WORK TO BE COMPLETED: A single number is all that's needed: how many lines in the data contain the string "setValue".

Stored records
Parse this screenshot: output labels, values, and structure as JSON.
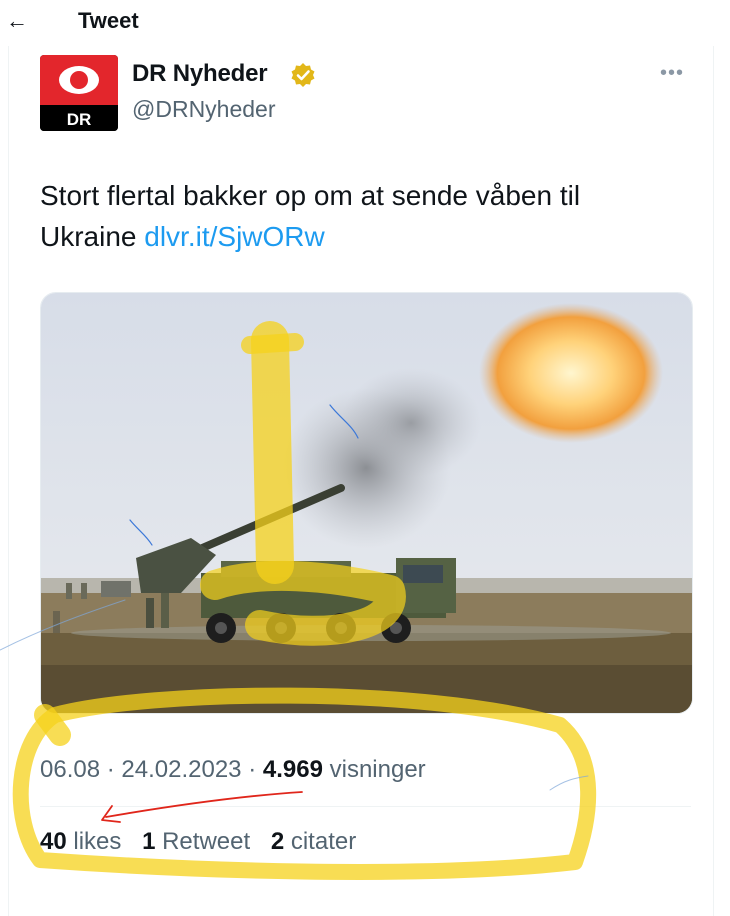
{
  "header": {
    "back_icon": "back-arrow-icon",
    "title": "Tweet"
  },
  "author": {
    "name": "DR Nyheder",
    "handle": "@DRNyheder",
    "avatar_logo_text": "DR",
    "verified_icon": "verified-badge-icon",
    "verified_color": "#e2b719",
    "more_icon": "more-options-icon"
  },
  "tweet": {
    "text": "Stort flertal bakker op om at sende våben til Ukraine ",
    "link": "dlvr.it/SjwORw",
    "link_color": "#1d9bf0",
    "media_description_icon": "artillery-photo"
  },
  "meta": {
    "time": "06.08",
    "separator": "·",
    "date": "24.02.2023",
    "views_count": "4.969",
    "views_label": "visninger"
  },
  "stats": {
    "likes_count": "40",
    "likes_label": "likes",
    "retweets_count": "1",
    "retweets_label": "Retweet",
    "quotes_count": "2",
    "quotes_label": "citater"
  },
  "annotations": {
    "highlighter_color": "#f5d21b",
    "pen_red": "#e0261b",
    "pen_blue": "#3c78d8"
  }
}
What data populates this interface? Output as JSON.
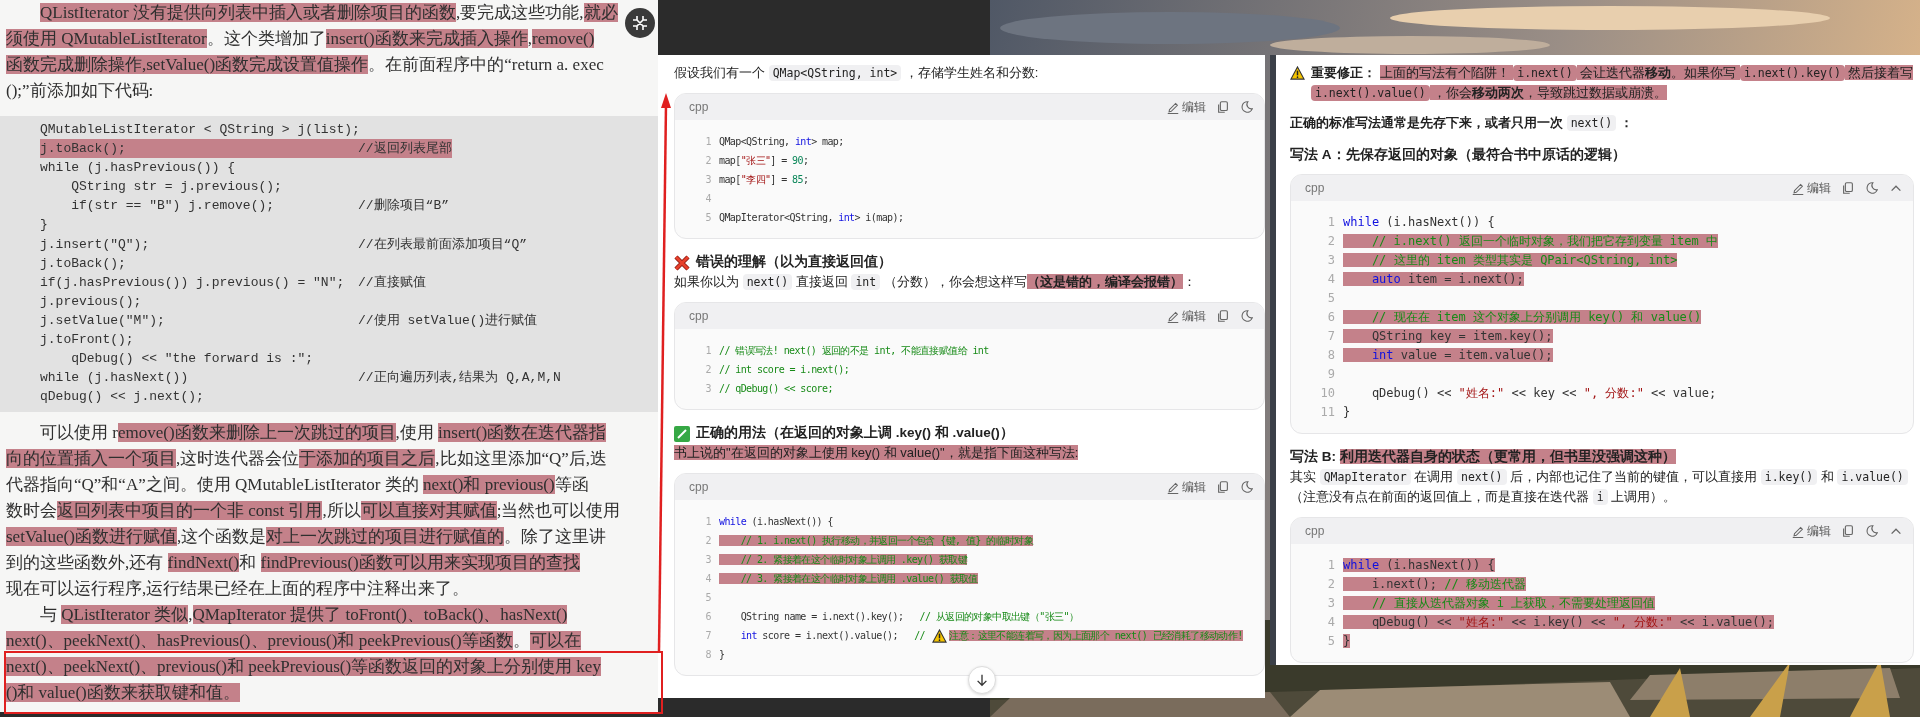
{
  "book": {
    "intro": {
      "lines": [
        [
          {
            "kind": "mark",
            "text": "QListIterator 没有提供向列表中插入或者删除项目的函数"
          },
          ",要完成这些功能,",
          {
            "kind": "mark",
            "text": "就必"
          }
        ],
        [
          {
            "kind": "mark",
            "text": "须使用 QMutableListIterator"
          },
          "。这个类增加了",
          {
            "kind": "mark",
            "text": "insert()函数来完成插入操作"
          },
          ",",
          {
            "kind": "mark",
            "text": "remove()"
          }
        ],
        [
          {
            "kind": "mark",
            "text": "函数完成删除操作,"
          },
          {
            "kind": "mark",
            "text": "setValue()函数完成设置值操作"
          },
          "。在前面程序中的“return a. exec"
        ],
        [
          "();”前添加如下代码:"
        ]
      ]
    },
    "code": [
      {
        "code": "QMutableListIterator < QString > j(list);",
        "marked": false
      },
      {
        "code": "j.toBack();",
        "comment": "//返回列表尾部",
        "marked": true
      },
      {
        "code": "while (j.hasPrevious()) {",
        "marked": false
      },
      {
        "code": "    QString str = j.previous();",
        "marked": false
      },
      {
        "code": "    if(str == \"B\") j.remove();",
        "comment": "//删除项目“B”",
        "marked": false
      },
      {
        "code": "}",
        "marked": false
      },
      {
        "code": "j.insert(\"Q\");",
        "comment": "//在列表最前面添加项目“Q”",
        "marked": false
      },
      {
        "code": "j.toBack();",
        "marked": false
      },
      {
        "code": "if(j.hasPrevious()) j.previous() = \"N\";",
        "comment": "//直接赋值",
        "marked": false
      },
      {
        "code": "j.previous();",
        "marked": false
      },
      {
        "code": "j.setValue(\"M\");",
        "comment": "//使用 setValue()进行赋值",
        "marked": false
      },
      {
        "code": "j.toFront();",
        "marked": false
      },
      {
        "code": "    qDebug() << \"the forward is :\";",
        "marked": false
      },
      {
        "code": "while (j.hasNext())",
        "comment": "//正向遍历列表,结果为 Q,A,M,N",
        "marked": false
      },
      {
        "code": "qDebug() << j.next();",
        "marked": false
      }
    ],
    "paragraphs": [
      {
        "lines": [
          [
            "可以使用 r",
            {
              "kind": "mark",
              "text": "emove()函数来删除上一次跳过的项目"
            },
            ",使用 ",
            {
              "kind": "mark",
              "text": "insert()函数在迭代器指"
            }
          ],
          [
            {
              "kind": "mark",
              "text": "向的位置插入一个项目"
            },
            ",这时迭代器会位",
            {
              "kind": "mark",
              "text": "于添加的项目之后"
            },
            ",比如这里添加“Q”后,迭"
          ],
          [
            "代器指向“Q”和“A”之间。使用 QMutableListIterator 类的 ",
            {
              "kind": "mark",
              "text": "next()和 previous()"
            },
            "等函"
          ],
          [
            "数时会",
            {
              "kind": "mark",
              "text": "返回列表中项目的一个非 const 引用"
            },
            ",所以",
            {
              "kind": "mark",
              "text": "可以直接对其赋值"
            },
            ";当然也可以使用"
          ],
          [
            {
              "kind": "mark",
              "text": "setValue()函数进行赋值"
            },
            ",这个函数是",
            {
              "kind": "mark",
              "text": "对上一次跳过的项目进行赋值的"
            },
            "。除了这里讲"
          ],
          [
            "到的这些函数外,还有 ",
            {
              "kind": "mark",
              "text": "findNext()"
            },
            "和 ",
            {
              "kind": "mark",
              "text": "findPrevious()函数可以用来实现项目的查找"
            }
          ],
          [
            "现在可以运行程序,运行结果已经在上面的程序中注释出来了。"
          ]
        ]
      },
      {
        "lines": [
          [
            "与 ",
            {
              "kind": "mark",
              "text": "QListIterator 类似"
            },
            ",",
            {
              "kind": "mark",
              "text": "QMapIterator 提供了 toFront()、toBack()、hasNext()"
            }
          ],
          [
            {
              "kind": "mark",
              "text": "next()、peekNext()、hasPrevious()、previous()和 peekPrevious()等函数"
            },
            "。",
            {
              "kind": "mark",
              "text": "可以在"
            }
          ],
          [
            {
              "kind": "mark",
              "text": "next()、peekNext()、previous()和 peekPrevious()等函数返回的对象上分别使用 key"
            }
          ],
          [
            {
              "kind": "mark",
              "text": "()和 value()函数来获取键和值。"
            }
          ]
        ]
      }
    ]
  },
  "middle": {
    "blocks": [
      {
        "kind": "para",
        "text": [
          "假设我们有一个 ",
          {
            "kind": "code",
            "text": "QMap<QString, int>"
          },
          " ，存储学生姓名和分数:"
        ]
      },
      {
        "kind": "code",
        "lang": "cpp",
        "edit": "编辑",
        "collapsible": false,
        "lines": [
          {
            "n": "1",
            "code": [
              "QMap<QString, ",
              {
                "kind": "kw",
                "text": "int"
              },
              "> map;"
            ]
          },
          {
            "n": "2",
            "code": [
              "map[",
              {
                "kind": "str",
                "text": "\"张三\""
              },
              "] = ",
              {
                "kind": "num",
                "text": "90"
              },
              ";"
            ]
          },
          {
            "n": "3",
            "code": [
              "map[",
              {
                "kind": "str",
                "text": "\"李四\""
              },
              "] = ",
              {
                "kind": "num",
                "text": "85"
              },
              ";"
            ]
          },
          {
            "n": "4"
          },
          {
            "n": "5",
            "code": [
              "QMapIterator<QString, ",
              {
                "kind": "kw",
                "text": "int"
              },
              "> i(map);"
            ]
          }
        ]
      },
      {
        "kind": "wrongheading",
        "text": [
          "错误的理解（以为直接返回值）"
        ]
      },
      {
        "kind": "para",
        "text": [
          "如果你以为 ",
          {
            "kind": "code",
            "text": "next()"
          },
          " 直接返回 ",
          {
            "kind": "code",
            "text": "int"
          },
          " （分数），你会想这样写",
          {
            "kind": "markbold",
            "text": "（这是错的，编译会报错）"
          },
          "："
        ]
      },
      {
        "kind": "code",
        "lang": "cpp",
        "edit": "编辑",
        "collapsible": false,
        "lines": [
          {
            "n": "1",
            "code": [
              {
                "kind": "com",
                "text": "// 错误写法! next() 返回的不是 int, 不能直接赋值给 int"
              }
            ]
          },
          {
            "n": "2",
            "code": [
              {
                "kind": "com",
                "text": "// int score = i.next();"
              }
            ]
          },
          {
            "n": "3",
            "code": [
              {
                "kind": "com",
                "text": "// qDebug() << score;"
              }
            ]
          }
        ]
      },
      {
        "kind": "rightheading",
        "text": [
          "正确的用法（在返回的对象上调 .key() 和 .value()）"
        ]
      },
      {
        "kind": "para",
        "text": [
          {
            "kind": "mark",
            "text": "书上说的\"在返回的对象上使用 key() 和 value()\"，就是指下面这种写法:"
          }
        ]
      },
      {
        "kind": "code",
        "lang": "cpp",
        "edit": "编辑",
        "collapsible": false,
        "lines": [
          {
            "n": "1",
            "code": [
              {
                "kind": "kw",
                "text": "while"
              },
              " (i.hasNext()) {"
            ]
          },
          {
            "n": "2",
            "code": [
              {
                "kind": "markcom",
                "text": "    // 1. i.next() 执行移动，并返回一个包含 {键, 值} 的临时对象"
              }
            ]
          },
          {
            "n": "3",
            "code": [
              {
                "kind": "markcom",
                "text": "    // 2. 紧接着在这个临时对象上调用 .key() 获取键"
              }
            ]
          },
          {
            "n": "4",
            "code": [
              {
                "kind": "markcom",
                "text": "    // 3. 紧接着在这个临时对象上调用 .value() 获取值"
              }
            ]
          },
          {
            "n": "5"
          },
          {
            "n": "6",
            "code": [
              "    QString name = i.next().key();   ",
              {
                "kind": "com",
                "text": "// 从返回的对象中取出键（\"张三\"）"
              }
            ]
          },
          {
            "n": "7",
            "code": [
              {
                "kind": "kw",
                "text": "    int"
              },
              " score = i.next().value();   ",
              {
                "kind": "com",
                "text": "// "
              },
              {
                "kind": "warning"
              },
              {
                "kind": "markcom",
                "text": "注意：这里不能连着写，因为上面那个 next() 已经消耗了移动动作!"
              }
            ]
          },
          {
            "n": "8",
            "code": [
              "}"
            ]
          }
        ]
      }
    ]
  },
  "right": {
    "blocks": [
      {
        "kind": "warnpara",
        "text": [
          {
            "kind": "bold",
            "text": "重要修正： "
          },
          {
            "kind": "mark",
            "text": "上面的写法有个陷阱！ "
          },
          {
            "kind": "markcode",
            "text": "i.next()"
          },
          {
            "kind": "mark",
            "text": " 会让迭代器"
          },
          {
            "kind": "markbold",
            "text": "移动"
          },
          {
            "kind": "mark",
            "text": "。如果你写 "
          },
          {
            "kind": "markcode",
            "text": "i.next().key()"
          },
          {
            "kind": "mark",
            "text": " 然后接着写 "
          },
          {
            "kind": "markcode",
            "text": "i.next().value()"
          },
          {
            "kind": "mark",
            "text": " ，你会"
          },
          {
            "kind": "markbold",
            "text": "移动两次"
          },
          {
            "kind": "mark",
            "text": "，导致跳过数据或崩溃。"
          }
        ]
      },
      {
        "kind": "para",
        "text": [
          {
            "kind": "bold",
            "text": "正确的标准写法通常是先存下来，或者只用一次 "
          },
          {
            "kind": "code",
            "text": "next()"
          },
          {
            "kind": "bold",
            "text": " ："
          }
        ]
      },
      {
        "kind": "heading",
        "text": [
          "写法 A：先保存返回的对象（最符合书中原话的逻辑）"
        ]
      },
      {
        "kind": "code",
        "lang": "cpp",
        "edit": "编辑",
        "collapsible": true,
        "lines": [
          {
            "n": "1",
            "code": [
              {
                "kind": "kw",
                "text": "while"
              },
              " (i.hasNext()) {"
            ]
          },
          {
            "n": "2",
            "code": [
              {
                "kind": "markcom",
                "text": "    // i.next() 返回一个临时对象，我们把它存到变量 item 中"
              }
            ]
          },
          {
            "n": "3",
            "code": [
              {
                "kind": "markcom",
                "text": "    // 这里的 item 类型其实是 QPair<QString, int>"
              }
            ]
          },
          {
            "n": "4",
            "code": [
              {
                "kind": "markkw",
                "text": "    auto"
              },
              {
                "kind": "mark",
                "text": " item = i.next();"
              }
            ]
          },
          {
            "n": "5"
          },
          {
            "n": "6",
            "code": [
              {
                "kind": "markcom",
                "text": "    // 现在在 item 这个对象上分别调用 key() 和 value()"
              }
            ]
          },
          {
            "n": "7",
            "code": [
              {
                "kind": "mark",
                "text": "    QString key = item.key();"
              }
            ]
          },
          {
            "n": "8",
            "code": [
              {
                "kind": "markkw",
                "text": "    int"
              },
              {
                "kind": "mark",
                "text": " value = item.value();"
              }
            ]
          },
          {
            "n": "9"
          },
          {
            "n": "10",
            "code": [
              "    qDebug() << ",
              {
                "kind": "str",
                "text": "\"姓名:\""
              },
              " << key << ",
              {
                "kind": "str",
                "text": "\", 分数:\""
              },
              " << value;"
            ]
          },
          {
            "n": "11",
            "code": [
              "}"
            ]
          }
        ]
      },
      {
        "kind": "heading",
        "text": [
          "写法 B: ",
          {
            "kind": "markbold",
            "text": "利用迭代器自身的状态（更常用，但书里没强调这种）"
          }
        ]
      },
      {
        "kind": "para",
        "text": [
          "其实 ",
          {
            "kind": "code",
            "text": "QMapIterator"
          },
          " 在调用 ",
          {
            "kind": "code",
            "text": "next()"
          },
          " 后，内部也记住了当前的键值，可以直接用 ",
          {
            "kind": "code",
            "text": "i.key()"
          },
          " 和 ",
          {
            "kind": "code",
            "text": "i.value()"
          },
          " （注意没有点在前面的返回值上，而是直接在迭代器 ",
          {
            "kind": "code",
            "text": "i"
          },
          " 上调用）。"
        ]
      },
      {
        "kind": "code",
        "lang": "cpp",
        "edit": "编辑",
        "collapsible": true,
        "lines": [
          {
            "n": "1",
            "code": [
              {
                "kind": "markkw",
                "text": "while"
              },
              {
                "kind": "mark",
                "text": " (i.hasNext()) {"
              }
            ]
          },
          {
            "n": "2",
            "code": [
              {
                "kind": "mark",
                "text": "    i.next(); "
              },
              {
                "kind": "markcom",
                "text": "// 移动迭代器"
              }
            ]
          },
          {
            "n": "3",
            "code": [
              {
                "kind": "markcom",
                "text": "    // 直接从迭代器对象 i 上获取，不需要处理返回值"
              }
            ]
          },
          {
            "n": "4",
            "code": [
              {
                "kind": "mark",
                "text": "    qDebug() << "
              },
              {
                "kind": "markstr",
                "text": "\"姓名:\""
              },
              {
                "kind": "mark",
                "text": " << i.key() << "
              },
              {
                "kind": "markstr",
                "text": "\", 分数:\""
              },
              {
                "kind": "mark",
                "text": " << i.value();"
              }
            ]
          },
          {
            "n": "5",
            "code": [
              {
                "kind": "mark",
                "text": "}"
              }
            ]
          }
        ]
      }
    ]
  }
}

ANSWER TO THIS PROBLEM: 4